The majority of female patients with testosterone deficiency exhibit reduced sexual drive and/or unexplained lethargy and fatigue. They may also experience altered mood.

Management requires a multidisciplinary, integrated approach. This should be co-ordinated by a suitably trained medical practitioner.

See the table  in our post about Symptoms of Testosterone Deficiency.

A medical practitioner’s assessment of a patient must include:


Medical History Including Sexual History - It is very important for your doctor to be skilled in discussing, understanding and managing problems associated with sexual matters. In terms of obtaining your sexual history, it is vital your doctor knows his or her limits. If your doctor has little or no training in sexual counselling a referral to a trained sex counsellor is recommended.

A doctor should:

Examination - It is important a general good female health check be undertaken by your doctor.

Routine screening should include: a mammogram, a Pap smear, testing of cardiovascular parameters, a fasting blood glucose test, a serum thyroid stimulating hormone (TSH) level test, a full blood examination and iron studies.

Further investigations of specific medical disorders such as abnormal bleeding, breast lump(s), incontinence and osteoporosis are essential before any consideration of testosterone treatment.

A psychological evaluation of mood, well-being and sexual function may need to be conducted.

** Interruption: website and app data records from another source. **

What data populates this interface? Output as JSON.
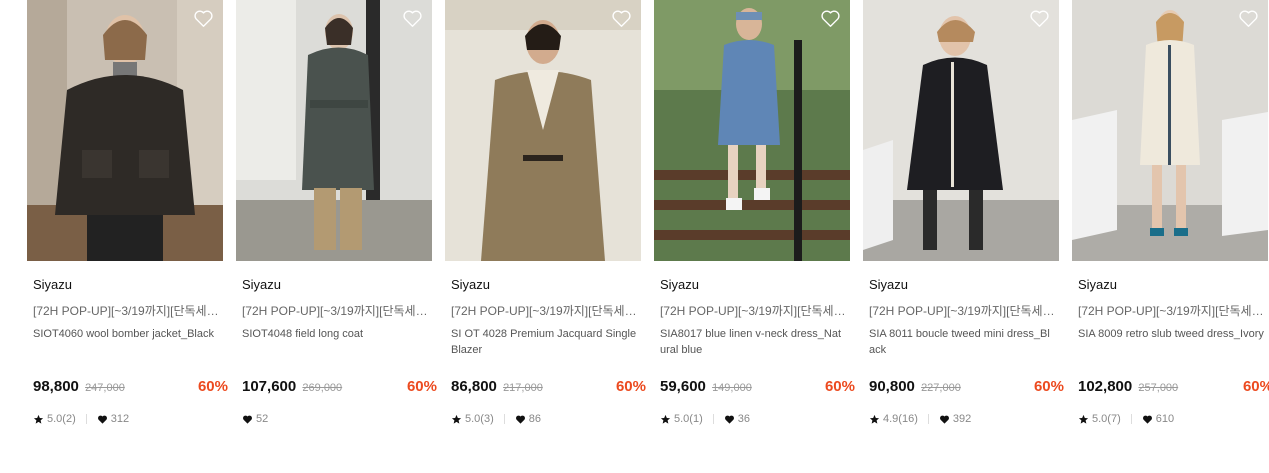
{
  "colors": {
    "discount": "#ec4a1f",
    "text": "#111111",
    "muted": "#888888"
  },
  "icons": {
    "wishlist": "heart-outline-icon",
    "rating": "star-icon",
    "likes": "heart-icon"
  },
  "products": [
    {
      "brand": "Siyazu",
      "promo": "[72H POP-UP][~3/19까지][단독세일...",
      "name": "SIOT4060 wool bomber jacket_Black",
      "price": "98,800",
      "original_price": "247,000",
      "discount": "60%",
      "rating": "5.0(2)",
      "likes": "312"
    },
    {
      "brand": "Siyazu",
      "promo": "[72H POP-UP][~3/19까지][단독세일...",
      "name": "SIOT4048 field long coat",
      "price": "107,600",
      "original_price": "269,000",
      "discount": "60%",
      "rating": "",
      "likes": "52"
    },
    {
      "brand": "Siyazu",
      "promo": "[72H POP-UP][~3/19까지][단독세일]",
      "name": "SI OT 4028 Premium Jacquard Single Blazer",
      "price": "86,800",
      "original_price": "217,000",
      "discount": "60%",
      "rating": "5.0(3)",
      "likes": "86"
    },
    {
      "brand": "Siyazu",
      "promo": "[72H POP-UP][~3/19까지][단독세일]",
      "name": "SIA8017 blue linen v-neck dress_Natural blue",
      "price": "59,600",
      "original_price": "149,000",
      "discount": "60%",
      "rating": "5.0(1)",
      "likes": "36"
    },
    {
      "brand": "Siyazu",
      "promo": "[72H POP-UP][~3/19까지][단독세일]",
      "name": "SIA 8011 boucle tweed mini dress_Black",
      "price": "90,800",
      "original_price": "227,000",
      "discount": "60%",
      "rating": "4.9(16)",
      "likes": "392"
    },
    {
      "brand": "Siyazu",
      "promo": "[72H POP-UP][~3/19까지][단독세일]",
      "name": "SIA 8009 retro slub tweed dress_Ivory",
      "price": "102,800",
      "original_price": "257,000",
      "discount": "60%",
      "rating": "5.0(7)",
      "likes": "610"
    }
  ]
}
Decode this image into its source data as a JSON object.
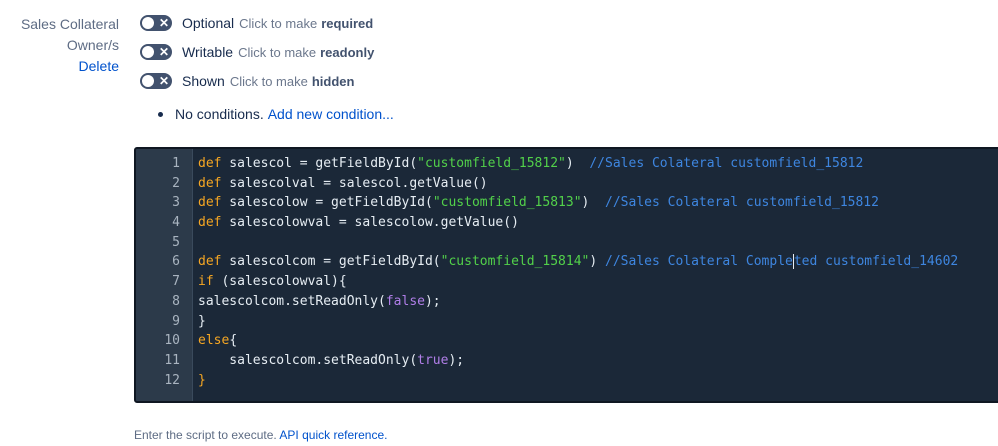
{
  "field": {
    "name_line1": "Sales Collateral",
    "name_line2": "Owner/s",
    "delete_label": "Delete"
  },
  "toggles": [
    {
      "state": "Optional",
      "hint": "Click to make",
      "action": "required"
    },
    {
      "state": "Writable",
      "hint": "Click to make",
      "action": "readonly"
    },
    {
      "state": "Shown",
      "hint": "Click to make",
      "action": "hidden"
    }
  ],
  "conditions": {
    "text": "No conditions.",
    "add_link": "Add new condition..."
  },
  "editor": {
    "line_numbers": [
      "1",
      "2",
      "3",
      "4",
      "5",
      "6",
      "7",
      "8",
      "9",
      "10",
      "11",
      "12"
    ],
    "l1": {
      "a": "def",
      "b": " salescol = getFieldById(",
      "c": "\"customfield_15812\"",
      "d": ")  ",
      "e": "//Sales Colateral customfield_15812"
    },
    "l2": {
      "a": "def",
      "b": " salescolval = salescol.getValue()"
    },
    "l3": {
      "a": "def",
      "b": " salescolow = getFieldById(",
      "c": "\"customfield_15813\"",
      "d": ")  ",
      "e": "//Sales Colateral customfield_15812"
    },
    "l4": {
      "a": "def",
      "b": " salescolowval = salescolow.getValue()"
    },
    "l6": {
      "a": "def",
      "b": " salescolcom = getFieldById(",
      "c": "\"customfield_15814\"",
      "d": ") ",
      "e1": "//Sales Colateral Comple",
      "e2": "ted customfield_14602"
    },
    "l7": {
      "a": "if",
      "b": " (salescolowval){"
    },
    "l8": {
      "a": "salescolcom.setReadOnly(",
      "b": "false",
      "c": ");"
    },
    "l9": {
      "a": "}"
    },
    "l10": {
      "a": "else",
      "b": "{"
    },
    "l11": {
      "a": "    salescolcom.setReadOnly(",
      "b": "true",
      "c": ");"
    },
    "l12": {
      "a": "}"
    }
  },
  "footer": {
    "text": "Enter the script to execute.",
    "link": "API quick reference."
  }
}
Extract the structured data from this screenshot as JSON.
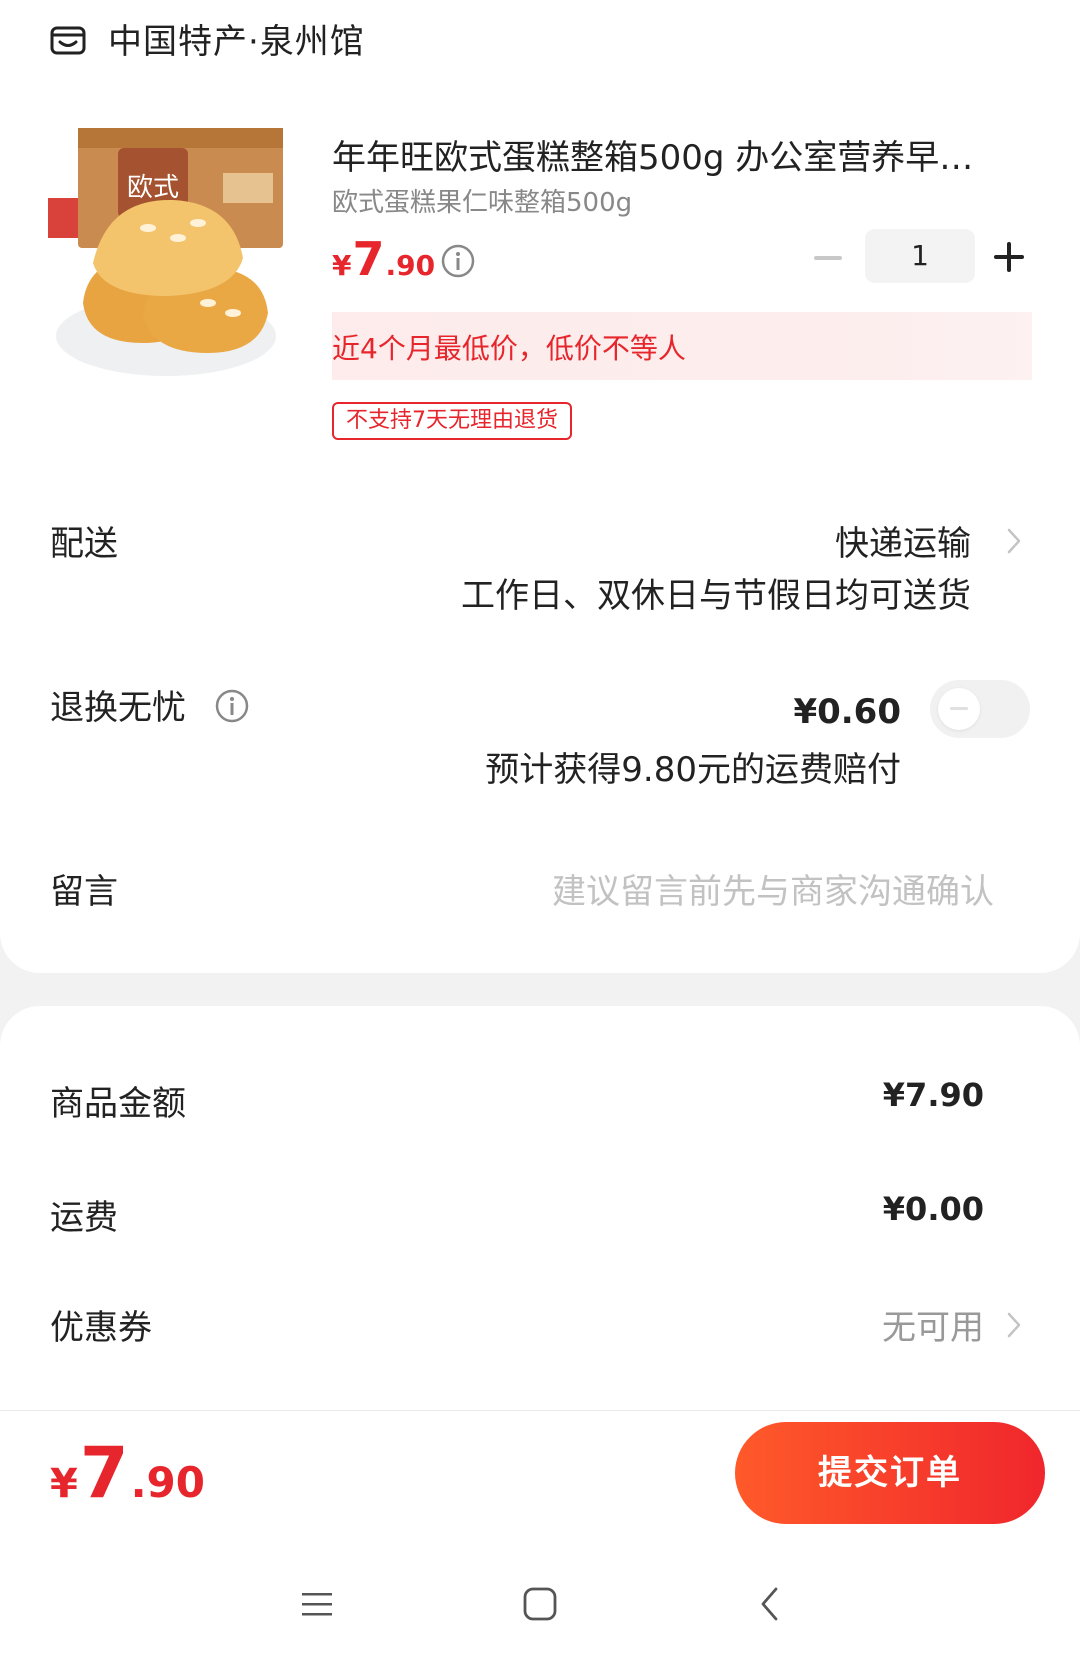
{
  "shop": {
    "name": "中国特产·泉州馆",
    "icon": "shop-icon"
  },
  "product": {
    "title": "年年旺欧式蛋糕整箱500g 办公室营养早…",
    "sku": "欧式蛋糕果仁味整箱500g",
    "price": {
      "symbol": "¥",
      "integer": "7",
      "decimal": ".90"
    },
    "quantity": "1",
    "promo": "近4个月最低价，低价不等人",
    "return_tag": "不支持7天无理由退货"
  },
  "delivery": {
    "label": "配送",
    "method": "快递运输",
    "note": "工作日、双休日与节假日均可送货"
  },
  "return_insurance": {
    "label": "退换无忧",
    "price": "¥0.60",
    "note": "预计获得9.80元的运费赔付",
    "enabled": false
  },
  "message": {
    "label": "留言",
    "placeholder": "建议留言前先与商家沟通确认"
  },
  "summary": {
    "goods_label": "商品金额",
    "goods_value": "¥7.90",
    "shipping_label": "运费",
    "shipping_value": "¥0.00",
    "coupon_label": "优惠券",
    "coupon_value": "无可用"
  },
  "footer": {
    "total": {
      "symbol": "¥",
      "integer": "7",
      "decimal": ".90"
    },
    "submit_label": "提交订单"
  },
  "colors": {
    "accent": "#e6262c",
    "button_start": "#ff5a2a",
    "button_end": "#f0262c"
  }
}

Hormone Blood Testing - The measurement of testosterone levels in the blood provides a snapshot of the testosterone status of a person at that time.

Testosterone secretion follows a diurnal rhythm in females. This means it rises and falls over a 24 hour period. Testosterone production occurs during the night and early morning with levels highest on waking. Serum testosterone levels slowly decrease during the day and are lowest in the late afternoon and early evening.

Therefore, blood samples should preferably be taken in the morning, when hormone levels are at their highest. Individual variations in serum testosterone levels can occur due to time of day, medication usage, stress, illness, high alcohol intake or after recent surgery.

testosterone levels in women

The ovaries and adrenal glands do not store testosterone. Once produced, testosterone is secreted into the blood stream where it is rapidly adhered to by the protein sex hormone- binding globulin (SHBG).

Up to 99% of testosterone produced in the body is bound to SHBG. Once testosterone is bound to SHBG (bound testosterone), it is inactive.

Testosterone to which SHBG does not attach is biologically available testosterone. This is free to act on cells throughout the body (free testosterone or free T). Free testosterone is the vital component to measure when having a blood test.

Because SHBG has such a significant effect on testosterone, it is essential SHBG levels be considered when doing blood tests. High SHBG will result in free testosterone being low, hence the cause of lowered energy and libido.

Some doctors will measure only testosterone levels (called total testosterone) and not take into account the SHBG levels. While not technically wrong, total testosterone measurement alone is not the most accurate representation of how much testosterone is free to act in the body. As a consequence, the total testosterone reference ranges commonly adopted by pathology laboratories for determination of ‘normal’ and ‘low’ testosterone are potentially misleading. This is because the results do not take into account the effects of SHBG.

In order to establish an accurate diagnosis for a patient, it is essential the testosterone component of most relevance be measured the free testosterone. Free testosterone is best measured directly via a method called equilibrium dialysis. However, not many pathology laboratories have this specialised equipment. A more common and equally accurate method is via a mathematical calculation that takes into account SHBG levels. This is called the ‘calculated free testosterone’ (cFT). This is the gold standard measurement when assessing testosterone status in women.

A good alternative to ‘free testosterone’ measurement is the ‘free androgen index’ or FAI. This is calculated by dividing the total testosterone level in the blood by the SHBG level, multiplied by 100. Pathology labs will automatically do this calculation and the result will be the FAI reading. Generally a FAI of less than two indicates there is very little free testosterone and is a likely cause of symptoms.

Understand more on testosterone in women:

Testing for low testosterone

Testosterone in women explained

Signs and Symptoms of Testosterone Insufficiency

Testosterone cream for Women Quick Q & A

The information in this article has been taken with permission from the official Lawley booklet on Understanding Testosterone for Women.